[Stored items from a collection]
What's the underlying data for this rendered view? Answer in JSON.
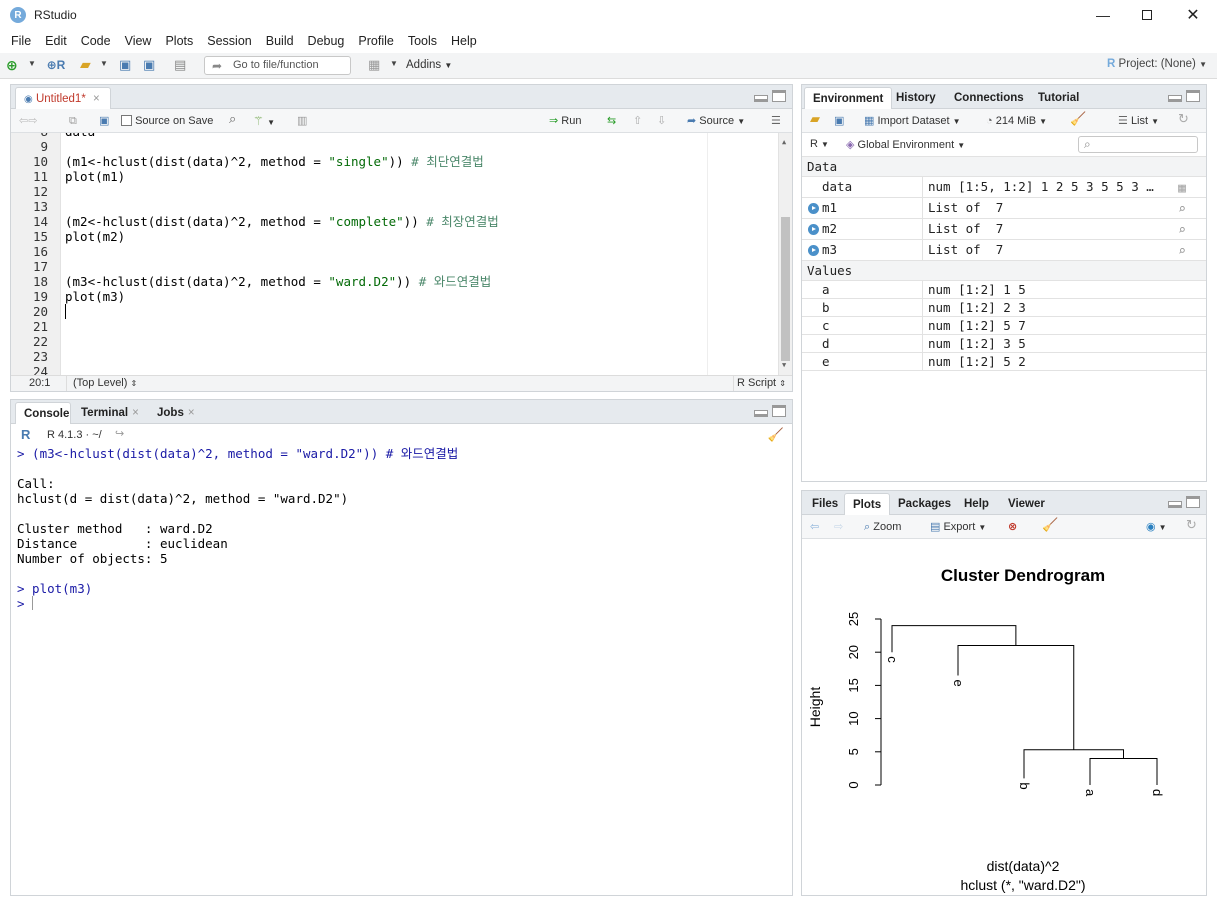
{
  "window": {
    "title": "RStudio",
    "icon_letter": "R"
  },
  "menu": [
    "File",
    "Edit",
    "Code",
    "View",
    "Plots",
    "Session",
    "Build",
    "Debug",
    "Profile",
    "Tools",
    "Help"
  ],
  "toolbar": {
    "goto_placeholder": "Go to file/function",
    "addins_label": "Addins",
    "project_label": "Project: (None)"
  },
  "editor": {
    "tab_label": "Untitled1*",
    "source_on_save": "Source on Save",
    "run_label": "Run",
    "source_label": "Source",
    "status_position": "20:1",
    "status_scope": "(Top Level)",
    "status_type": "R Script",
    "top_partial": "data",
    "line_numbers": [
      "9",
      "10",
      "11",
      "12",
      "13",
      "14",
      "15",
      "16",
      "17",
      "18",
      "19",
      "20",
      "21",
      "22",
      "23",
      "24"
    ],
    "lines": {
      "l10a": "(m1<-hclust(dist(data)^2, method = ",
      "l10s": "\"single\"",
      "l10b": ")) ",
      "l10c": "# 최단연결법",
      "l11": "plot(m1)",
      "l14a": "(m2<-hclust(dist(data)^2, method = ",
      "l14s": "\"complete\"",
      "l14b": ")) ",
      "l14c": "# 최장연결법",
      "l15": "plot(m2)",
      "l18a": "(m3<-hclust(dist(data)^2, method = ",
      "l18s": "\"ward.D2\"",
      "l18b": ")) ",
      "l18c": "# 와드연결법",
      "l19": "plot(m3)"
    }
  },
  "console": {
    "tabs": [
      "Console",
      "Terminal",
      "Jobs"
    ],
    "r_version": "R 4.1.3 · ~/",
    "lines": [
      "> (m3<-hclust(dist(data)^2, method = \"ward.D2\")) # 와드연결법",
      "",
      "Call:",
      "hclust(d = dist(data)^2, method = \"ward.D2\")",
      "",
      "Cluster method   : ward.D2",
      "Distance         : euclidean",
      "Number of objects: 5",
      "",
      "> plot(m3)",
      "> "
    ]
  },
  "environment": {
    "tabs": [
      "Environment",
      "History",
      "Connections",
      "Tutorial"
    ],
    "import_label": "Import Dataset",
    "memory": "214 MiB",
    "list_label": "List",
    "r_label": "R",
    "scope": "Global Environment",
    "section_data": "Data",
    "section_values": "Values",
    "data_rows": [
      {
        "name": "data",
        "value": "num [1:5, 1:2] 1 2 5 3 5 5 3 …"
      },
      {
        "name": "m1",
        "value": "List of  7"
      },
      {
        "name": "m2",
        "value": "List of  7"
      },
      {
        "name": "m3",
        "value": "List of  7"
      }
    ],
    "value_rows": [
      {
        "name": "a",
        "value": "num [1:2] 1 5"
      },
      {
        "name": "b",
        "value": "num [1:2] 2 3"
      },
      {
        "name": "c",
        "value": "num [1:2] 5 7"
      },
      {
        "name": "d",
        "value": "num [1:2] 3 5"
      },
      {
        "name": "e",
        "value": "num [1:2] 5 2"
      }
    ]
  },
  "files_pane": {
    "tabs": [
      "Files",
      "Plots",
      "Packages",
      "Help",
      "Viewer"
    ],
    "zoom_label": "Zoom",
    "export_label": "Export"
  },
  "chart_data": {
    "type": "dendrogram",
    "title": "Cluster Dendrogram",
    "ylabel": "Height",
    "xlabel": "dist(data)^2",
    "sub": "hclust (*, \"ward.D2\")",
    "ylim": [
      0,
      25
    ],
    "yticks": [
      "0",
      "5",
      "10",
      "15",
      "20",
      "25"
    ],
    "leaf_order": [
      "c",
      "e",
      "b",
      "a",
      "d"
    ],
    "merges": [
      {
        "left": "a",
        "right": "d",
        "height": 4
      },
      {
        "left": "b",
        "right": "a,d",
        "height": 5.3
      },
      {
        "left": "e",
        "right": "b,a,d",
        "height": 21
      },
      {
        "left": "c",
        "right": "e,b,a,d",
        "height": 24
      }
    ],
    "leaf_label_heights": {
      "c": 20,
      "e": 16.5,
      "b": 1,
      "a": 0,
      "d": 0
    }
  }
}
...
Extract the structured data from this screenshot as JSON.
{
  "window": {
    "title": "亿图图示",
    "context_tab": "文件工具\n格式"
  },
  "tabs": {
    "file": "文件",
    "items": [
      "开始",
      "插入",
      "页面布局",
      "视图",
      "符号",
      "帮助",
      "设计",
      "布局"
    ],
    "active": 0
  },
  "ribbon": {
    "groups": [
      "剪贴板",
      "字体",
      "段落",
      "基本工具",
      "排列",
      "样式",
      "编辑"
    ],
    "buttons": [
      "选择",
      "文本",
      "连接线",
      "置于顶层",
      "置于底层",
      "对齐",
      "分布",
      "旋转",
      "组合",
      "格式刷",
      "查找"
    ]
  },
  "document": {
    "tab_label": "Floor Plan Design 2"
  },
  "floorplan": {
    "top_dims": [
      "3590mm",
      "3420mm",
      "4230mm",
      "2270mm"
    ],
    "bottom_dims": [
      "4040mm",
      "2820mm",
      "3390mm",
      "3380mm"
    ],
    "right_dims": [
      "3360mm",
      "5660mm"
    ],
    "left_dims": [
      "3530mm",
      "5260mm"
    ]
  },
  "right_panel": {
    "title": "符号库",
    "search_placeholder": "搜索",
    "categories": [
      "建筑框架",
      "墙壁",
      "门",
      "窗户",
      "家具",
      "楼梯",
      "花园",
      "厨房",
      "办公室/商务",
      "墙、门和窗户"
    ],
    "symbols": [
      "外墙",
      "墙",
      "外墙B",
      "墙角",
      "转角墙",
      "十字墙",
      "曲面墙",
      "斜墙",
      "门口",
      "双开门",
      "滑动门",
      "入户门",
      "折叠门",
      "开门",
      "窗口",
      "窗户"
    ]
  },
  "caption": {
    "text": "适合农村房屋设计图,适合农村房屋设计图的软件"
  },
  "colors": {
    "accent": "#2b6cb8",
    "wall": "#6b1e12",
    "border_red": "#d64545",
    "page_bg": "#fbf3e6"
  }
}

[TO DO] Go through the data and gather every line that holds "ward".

[OUTPUT OF THE EXERCISE]
      "l18s": "\"ward.D2\"",
      "> (m3<-hclust(dist(data)^2, method = \"ward.D2\")) # 와드연결법",
      "hclust(d = dist(data)^2, method = \"ward.D2\")",
      "Cluster method   : ward.D2",
    "sub": "hclust (*, \"ward.D2\")",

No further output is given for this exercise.